Estuary Seahorses are an incredibly peaceful and timid species that should be housed with similar tank mates (small gobies, dartfish, dragonets, etc.). They should not be kept with aggressive or fast-moving species that may bully, harass, or keep them from getting their share of food. They should always be kept in pairs and are perfect candidates for a peaceful, community "nano" or larger reef tank as well as a species-only system setup for their specific needs.
Feeding & Nutrition
Estuary Seahorse are carnivores that mainly feed upon amphipods,copepods, isopods, and zooplankton in the wild. In the aquarium they should be fed a variety of meaty food items such as live amphipods, copepods, isopods, and brine shrimp. They may also accept frozen or prepared brine shrimp, mysis shrimp, chopped krill, and other small particles of meaty marine foods (gut-load live food items with vitamin-enriched foods whenever possible). Feed multiple small meals per day if not using a "stocked" refugium. If they are allowed to graze at their leisure on a large, live zooplankton population, then they should be fed at least once a day.
Breeding Information

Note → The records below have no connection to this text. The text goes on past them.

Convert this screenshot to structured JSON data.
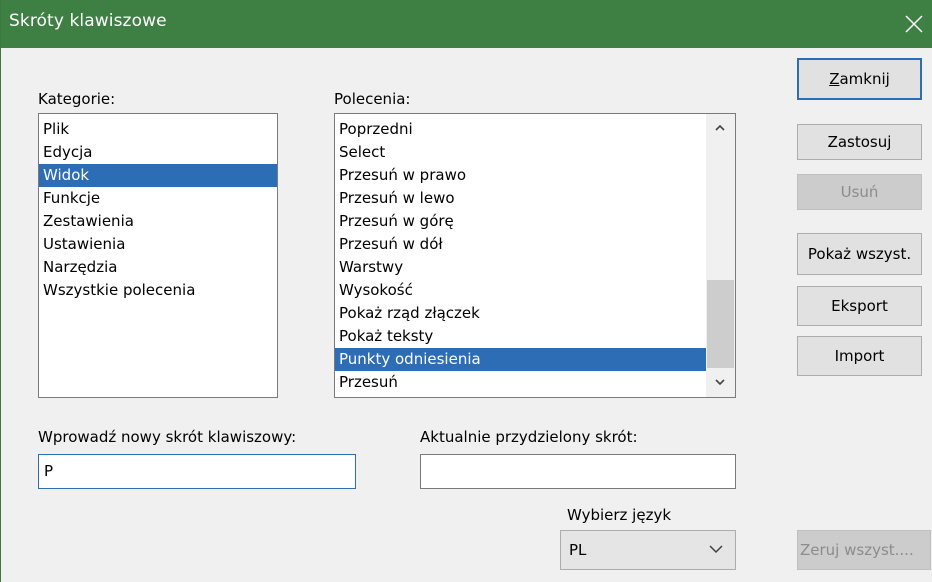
{
  "window": {
    "title": "Skróty klawiszowe",
    "close_icon": "close-icon"
  },
  "categories": {
    "label": "Kategorie:",
    "items": [
      "Plik",
      "Edycja",
      "Widok",
      "Funkcje",
      "Zestawienia",
      "Ustawienia",
      "Narzędzia",
      "Wszystkie polecenia"
    ],
    "selected": "Widok"
  },
  "commands": {
    "label": "Polecenia:",
    "items": [
      "Poprzedni",
      "Select",
      "Przesuń w prawo",
      "Przesuń w lewo",
      "Przesuń w górę",
      "Przesuń w dół",
      "Warstwy",
      "Wysokość",
      "Pokaż rząd złączek",
      "Pokaż teksty",
      "Punkty odniesienia",
      "Przesuń"
    ],
    "selected": "Punkty odniesienia"
  },
  "buttons": {
    "close": {
      "label": "Zamknij",
      "mnemonic": "Z",
      "rest": "amknij"
    },
    "apply": {
      "label": "Zastosuj"
    },
    "delete": {
      "label": "Usuń",
      "disabled": true
    },
    "show_all": {
      "label": "Pokaż wszyst."
    },
    "export": {
      "label": "Eksport"
    },
    "import": {
      "label": "Import"
    },
    "reset_all": {
      "label": "Zeruj wszyst....",
      "disabled": true
    }
  },
  "new_shortcut": {
    "label": "Wprowadź nowy skrót klawiszowy:",
    "value": "P"
  },
  "current_shortcut": {
    "label": "Aktualnie przydzielony skrót:",
    "value": ""
  },
  "language": {
    "label": "Wybierz język",
    "value": "PL"
  },
  "colors": {
    "titlebar": "#3e7f44",
    "selection": "#2d6db5"
  }
}
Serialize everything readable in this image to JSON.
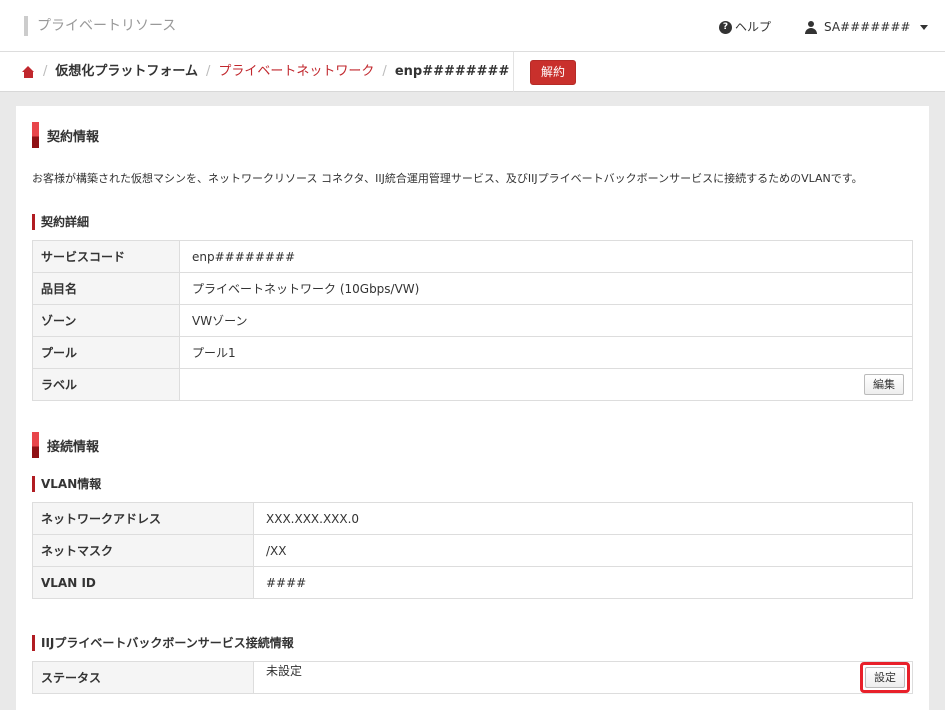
{
  "header": {
    "app_title": "プライベートリソース",
    "help_label": "ヘルプ",
    "user_name": "SA#######"
  },
  "breadcrumb": {
    "items": [
      "仮想化プラットフォーム",
      "プライベートネットワーク",
      "enp########"
    ],
    "separator": "/",
    "cancel_button": "解約"
  },
  "contract": {
    "title": "契約情報",
    "description": "お客様が構築された仮想マシンを、ネットワークリソース コネクタ、IIJ統合運用管理サービス、及びIIJプライベートバックボーンサービスに接続するためのVLANです。",
    "detail_title": "契約詳細",
    "rows": [
      {
        "key": "サービスコード",
        "value": "enp########"
      },
      {
        "key": "品目名",
        "value": "プライベートネットワーク (10Gbps/VW)"
      },
      {
        "key": "ゾーン",
        "value": "VWゾーン"
      },
      {
        "key": "プール",
        "value": "プール1"
      },
      {
        "key": "ラベル",
        "value": ""
      }
    ],
    "edit_button": "編集"
  },
  "connection": {
    "title": "接続情報",
    "vlan_title": "VLAN情報",
    "vlan_rows": [
      {
        "key": "ネットワークアドレス",
        "value": "XXX.XXX.XXX.0"
      },
      {
        "key": "ネットマスク",
        "value": "/XX"
      },
      {
        "key": "VLAN ID",
        "value": "####"
      }
    ],
    "backbone_title": "IIJプライベートバックボーンサービス接続情報",
    "backbone_rows": [
      {
        "key": "ステータス",
        "value": "未設定"
      }
    ],
    "set_button": "設定"
  },
  "colors": {
    "accent": "#c1272d",
    "highlight": "#e8202a"
  }
}
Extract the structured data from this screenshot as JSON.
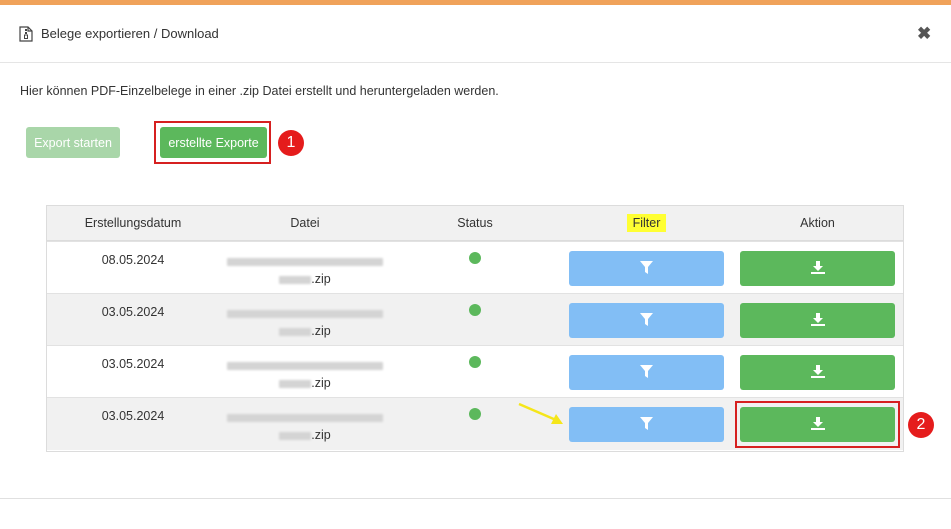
{
  "dialog": {
    "title": "Belege exportieren / Download",
    "close_glyph": "✖",
    "intro": "Hier können PDF-Einzelbelege in einer .zip Datei erstellt und heruntergeladen werden."
  },
  "buttons": {
    "export_start": "Export starten",
    "created_exports": "erstellte Exporte"
  },
  "markers": [
    "1",
    "2"
  ],
  "table": {
    "headers": {
      "date": "Erstellungsdatum",
      "file": "Datei",
      "status": "Status",
      "filter": "Filter",
      "action": "Aktion"
    },
    "rows": [
      {
        "date": "08.05.2024",
        "file_suffix": ".zip",
        "status": "ok"
      },
      {
        "date": "03.05.2024",
        "file_suffix": ".zip",
        "status": "ok"
      },
      {
        "date": "03.05.2024",
        "file_suffix": ".zip",
        "status": "ok"
      },
      {
        "date": "03.05.2024",
        "file_suffix": ".zip",
        "status": "ok"
      }
    ]
  },
  "colors": {
    "accent_top": "#f0a25a",
    "green": "#5cb85c",
    "light_green": "#a9d6a9",
    "blue": "#82bef5",
    "highlight_red": "#d62020",
    "highlight_yellow": "#ffff33"
  },
  "icons": {
    "document": "document-zip-icon",
    "filter": "filter-icon",
    "download": "download-icon",
    "close": "close-icon",
    "arrow": "yellow-arrow-icon"
  }
}
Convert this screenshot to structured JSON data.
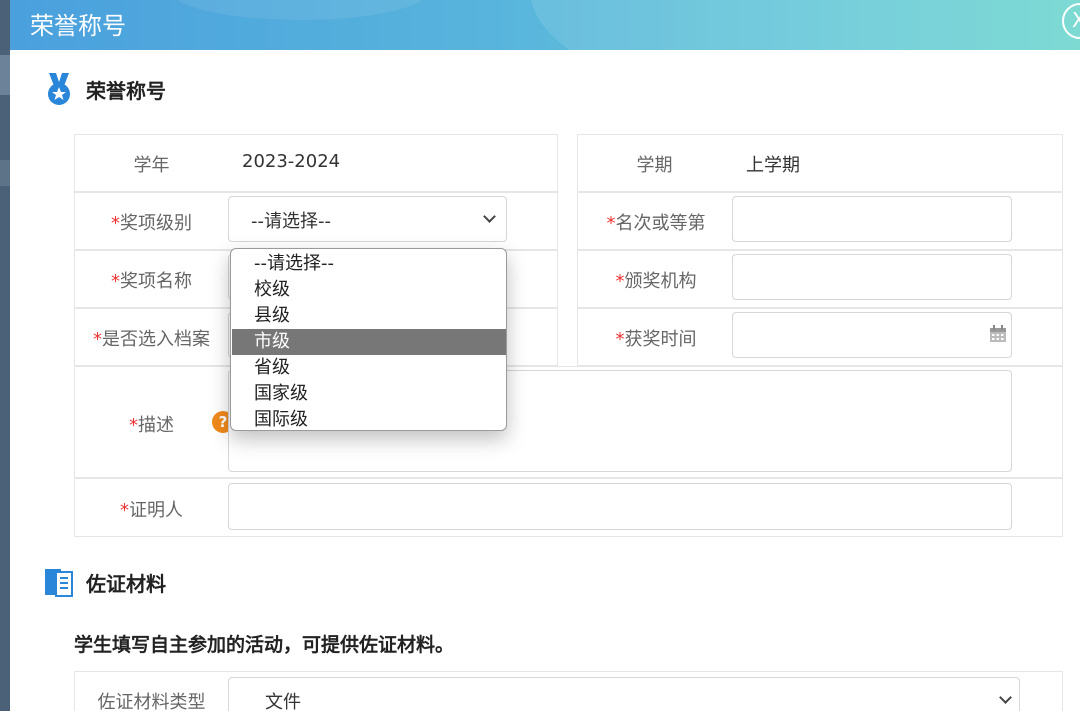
{
  "header": {
    "title": "荣誉称号",
    "close_label": "X"
  },
  "section_honor": {
    "title": "荣誉称号",
    "icon": "medal-icon"
  },
  "form": {
    "year_label": "学年",
    "year_value": "2023-2024",
    "term_label": "学期",
    "term_value": "上学期",
    "required_mark": "*",
    "award_level_label": "奖项级别",
    "award_level_selected": "--请选择--",
    "rank_label": "名次或等第",
    "award_name_label": "奖项名称",
    "issuer_label": "颁奖机构",
    "archive_label": "是否选入档案",
    "award_time_label": "获奖时间",
    "desc_label": "描述",
    "help_glyph": "?",
    "witness_label": "证明人"
  },
  "award_level_options": [
    "--请选择--",
    "校级",
    "县级",
    "市级",
    "省级",
    "国家级",
    "国际级"
  ],
  "highlighted_option": "市级",
  "section_evidence": {
    "title": "佐证材料",
    "icon": "document-icon"
  },
  "evidence_note": "学生填写自主参加的活动，可提供佐证材料。",
  "evidence": {
    "type_label": "佐证材料类型",
    "type_value": "文件"
  },
  "colors": {
    "required": "#ee3333",
    "accent": "#2a86d8",
    "help": "#f08a1c",
    "highlight": "#777777"
  }
}
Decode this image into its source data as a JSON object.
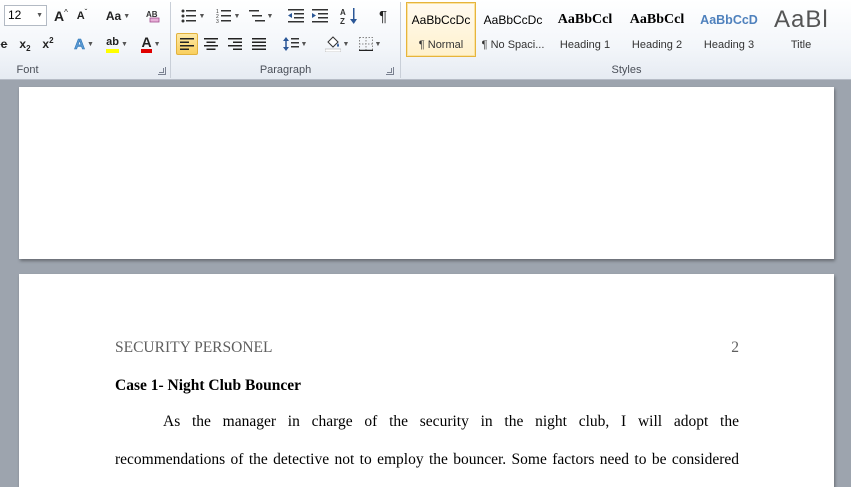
{
  "ribbon": {
    "font": {
      "group_label": "Font",
      "font_size": "12",
      "grow_font_glyph": "A",
      "shrink_font_glyph": "A",
      "change_case_label": "Aa",
      "subscript_label": "x",
      "superscript_label": "x",
      "highlight_label": "ab",
      "font_color_label": "A"
    },
    "paragraph": {
      "group_label": "Paragraph",
      "show_marks_glyph": "¶"
    },
    "styles": {
      "group_label": "Styles",
      "items": [
        {
          "preview": "AaBbCcDc",
          "name": "¶ Normal",
          "selected": true
        },
        {
          "preview": "AaBbCcDc",
          "name": "¶ No Spaci..."
        },
        {
          "preview": "AaBbCcl",
          "name": "Heading 1"
        },
        {
          "preview": "AaBbCcl",
          "name": "Heading 2"
        },
        {
          "preview": "AaBbCcD",
          "name": "Heading 3"
        },
        {
          "preview": "AaBl",
          "name": "Title"
        }
      ]
    },
    "colors": {
      "highlight": "#ffff00",
      "font_color": "#e00000",
      "heading_blue": "#4f81bd",
      "selected_border": "#e6b43c"
    }
  },
  "document": {
    "header_text": "SECURITY PERSONEL",
    "page_number": "2",
    "case_heading": "Case 1- Night Club Bouncer",
    "paragraph_line_1": "As the manager in charge of the security in the night club, I will adopt the",
    "paragraph_line_2": "recommendations of the detective not to employ the bouncer. Some factors need to be considered"
  }
}
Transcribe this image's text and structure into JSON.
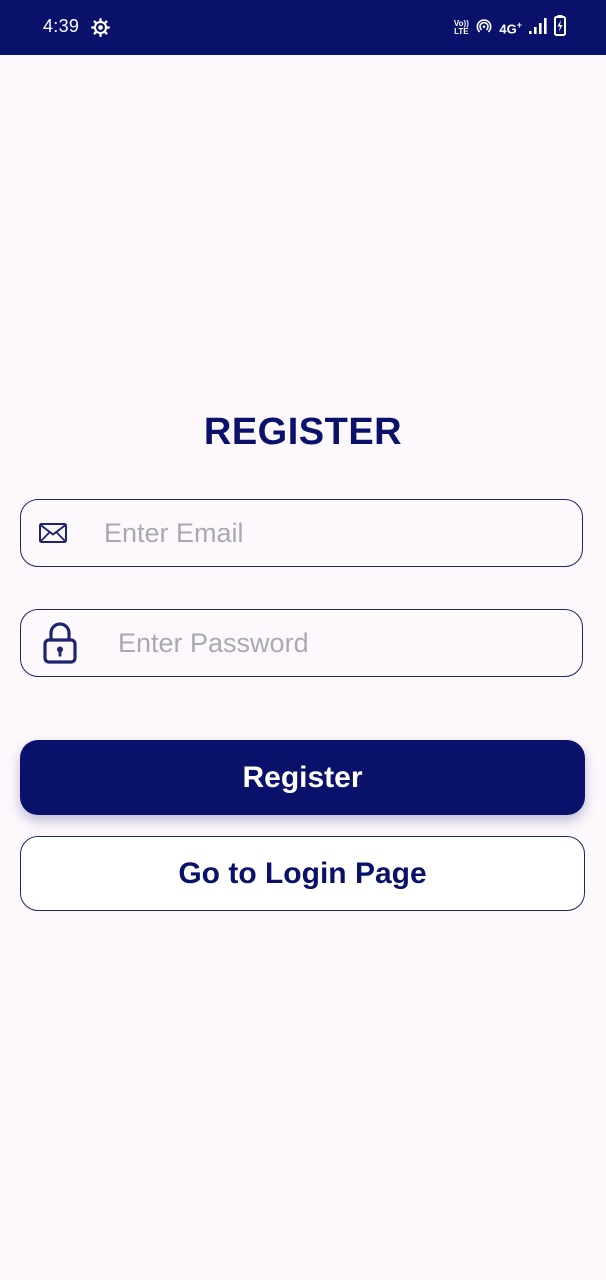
{
  "status_bar": {
    "time": "4:39",
    "volte_top": "Vo))",
    "volte_bottom": "LTE",
    "network": "4G",
    "network_sup": "+",
    "icons": [
      "settings-gear-icon",
      "hotspot-icon",
      "signal-icon",
      "battery-charging-icon"
    ]
  },
  "register": {
    "title": "REGISTER",
    "email_placeholder": "Enter Email",
    "email_value": "",
    "password_placeholder": "Enter Password",
    "password_value": "",
    "register_button": "Register",
    "login_button": "Go to Login Page"
  },
  "colors": {
    "primary": "#0a116b",
    "background": "#fdf8fc",
    "placeholder": "#a9a9b4"
  }
}
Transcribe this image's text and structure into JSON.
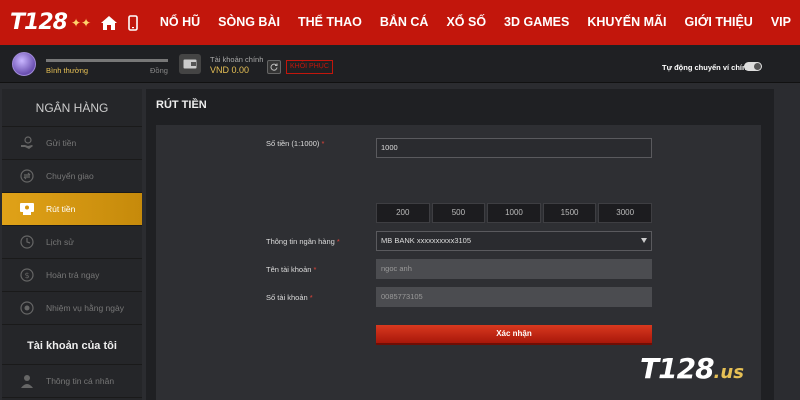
{
  "header": {
    "logo_text": "T128",
    "nav_items": [
      "NỔ HŨ",
      "SÒNG BÀI",
      "THỂ THAO",
      "BẮN CÁ",
      "XỔ SỐ",
      "3D GAMES",
      "KHUYẾN MÃI",
      "GIỚI THIỆU",
      "VIP"
    ],
    "accent_color": "#c2160c"
  },
  "userbar": {
    "level_name": "Bình thường",
    "level_next": "Đồng",
    "account_label": "Tài khoản chính",
    "account_balance": "VND 0.00",
    "restore_label": "KHÔI PHỤC",
    "auto_transfer_label": "Tự động chuyển ví chính"
  },
  "sidebar": {
    "section_bank": "NGÂN HÀNG",
    "bank_items": [
      {
        "label": "Gửi tiền",
        "icon": "deposit-icon",
        "active": false
      },
      {
        "label": "Chuyển giao",
        "icon": "transfer-icon",
        "active": false
      },
      {
        "label": "Rút tiền",
        "icon": "withdraw-icon",
        "active": true
      },
      {
        "label": "Lịch sử",
        "icon": "history-icon",
        "active": false
      },
      {
        "label": "Hoàn trả ngay",
        "icon": "refund-icon",
        "active": false
      },
      {
        "label": "Nhiệm vụ hằng ngày",
        "icon": "mission-icon",
        "active": false
      }
    ],
    "section_account": "Tài khoản của tôi",
    "account_items": [
      {
        "label": "Thông tin cá nhân",
        "icon": "user-icon"
      }
    ],
    "active_color": "#e0a218"
  },
  "main": {
    "title": "RÚT TIỀN",
    "amount_label": "Số tiền (1:1000)",
    "amount_value": "1000",
    "amount_options": [
      "200",
      "500",
      "1000",
      "1500",
      "3000"
    ],
    "bank_label": "Thông tin ngân hàng",
    "bank_value": "MB BANK xxxxxxxxxx3105",
    "account_name_label": "Tên tài khoản",
    "account_name_value": "ngoc anh",
    "account_number_label": "Số tài khoản",
    "account_number_value": "0085773105",
    "required_mark": "*",
    "confirm_label": "Xác nhận"
  },
  "watermark": {
    "main": "T128",
    "suffix": ".us"
  }
}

Once sexually mature (around 5 months old) and ready to mate, the male Estuary Seahorse will attempt to impress the female with vivid color changes, pouch displays, and plenty of "dancing". If impressed, the female will entwine tails with the male and "dance" with him. Once the dance if complete she will then deposit up to 600 eggs within the males pouch and the male will give birth to up to 600 offspring after a two week period.
Additional Photos